Brocade and others have long made the argument that as virtual and cloud architectures place greater demands on storage and storage networking, the need for higher-end technologies like Fibre Channel will grow, not diminish.
Still others argue that since the cloud rests on flexibility and the provision of dynamic data environments, the time has finally come for a true open source revolution. Organizations like the Open Networking Foundation, developers of the OpenFlow protocol, say that proprietary architectures simply can't keep up with the demands of cloud users. After all, it's no coincidence that early cloud providers like Google and Amazon devised their own network architectures rather than pull off-the-shelf solutions from Cisco or HP.
At the same time, some of the most notorious proprietary developers on the planet are starting to make nice with the open source community now that the cloud is dangling real dollar signs before their eyes. Witness Microsoft's recent support of the Remote Direct Memory Access (RDMA) protocol in Windows Server 2012. RDMA has received strong backing from the OpenFabrics Alliance where it provides the framework for handling large file-based workloads in virtual and cloud environments built on Ethernet and InfiniBand networks.
As part of the deal, Microsoft will enable RDMA for remote file access in server message block v.3 (SMB3), as well as a kernel bypass RDMA API that should enhance third-party development of OpenFabrics software (OFS) applications.
As prior generations of enterprise technicians will tell you, however, open source does not necessarily mean cheaper, better or more flexible.

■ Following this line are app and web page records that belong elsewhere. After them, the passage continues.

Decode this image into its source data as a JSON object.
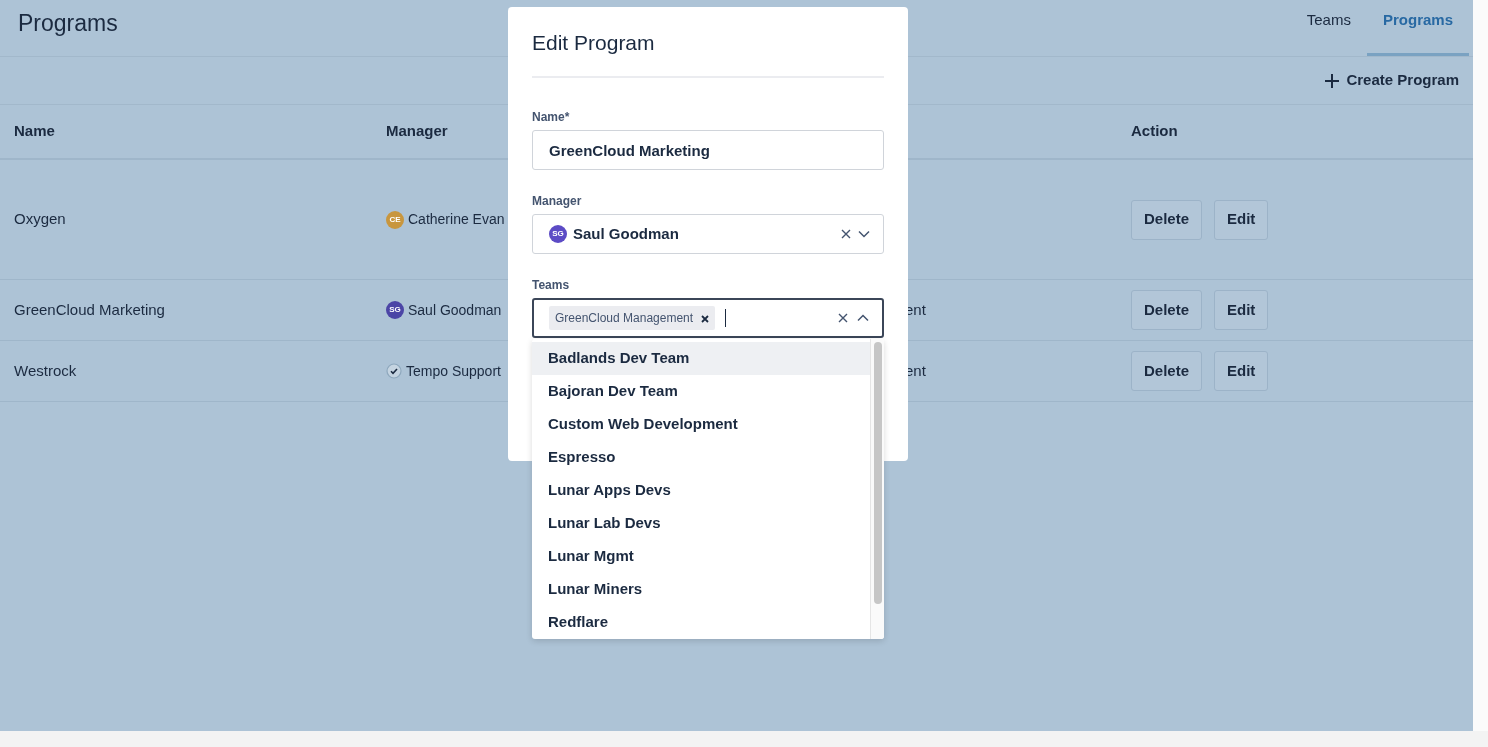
{
  "header": {
    "title": "Programs",
    "tabs": [
      {
        "label": "Teams",
        "selected": false
      },
      {
        "label": "Programs",
        "selected": true
      }
    ]
  },
  "toolbar": {
    "create_button": "Create Program"
  },
  "table": {
    "columns": [
      "Name",
      "Manager",
      "Action"
    ],
    "rows": [
      {
        "name": "Oxygen",
        "manager": {
          "kind": "avatar",
          "initials": "CE",
          "color": "#c8963e",
          "name": "Catherine Evan"
        },
        "action_buttons": [
          "Delete",
          "Edit"
        ]
      },
      {
        "name": "GreenCloud Marketing",
        "manager": {
          "kind": "avatar",
          "initials": "SG",
          "color": "#4b45a6",
          "name": "Saul Goodman"
        },
        "column_3": "ent",
        "action_buttons": [
          "Delete",
          "Edit"
        ]
      },
      {
        "name": "Westrock",
        "manager": {
          "kind": "check",
          "name": "Tempo Support"
        },
        "column_3": "ent",
        "action_buttons": [
          "Delete",
          "Edit"
        ]
      }
    ]
  },
  "modal": {
    "title": "Edit Program",
    "name_field": {
      "label": "Name*",
      "value": "GreenCloud Marketing"
    },
    "manager_field": {
      "label": "Manager",
      "initials": "SG",
      "color": "#5c4bc5",
      "value": "Saul Goodman"
    },
    "teams_field": {
      "label": "Teams",
      "expanded": true,
      "chips": [
        "GreenCloud Management"
      ],
      "options": [
        {
          "label": "Badlands Dev Team",
          "focused": true
        },
        {
          "label": "Bajoran Dev Team",
          "focused": false
        },
        {
          "label": "Custom Web Development",
          "focused": false
        },
        {
          "label": "Espresso",
          "focused": false
        },
        {
          "label": "Lunar Apps Devs",
          "focused": false
        },
        {
          "label": "Lunar Lab Devs",
          "focused": false
        },
        {
          "label": "Lunar Mgmt",
          "focused": false
        },
        {
          "label": "Lunar Miners",
          "focused": false
        },
        {
          "label": "Redflare",
          "focused": false
        }
      ]
    }
  }
}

It all depends on the level of cooperation among supporters and the degree to which your existing infrastructure can accommodate multi-vendor environments.
By nature, the cloud is intended to provide a melting pot of solutions from which enterprises or individual users can draw the most efficient and effective solutions. Legacy infrastructure can play a very large role in this new world, but it will have to change to keep up with the times.
Arthur Cole covers networking and the data center for IT Business Edge. He has served as editor of numerous publications covering everything from audio/video production and distribution, multimedia and the Internet to video gaming.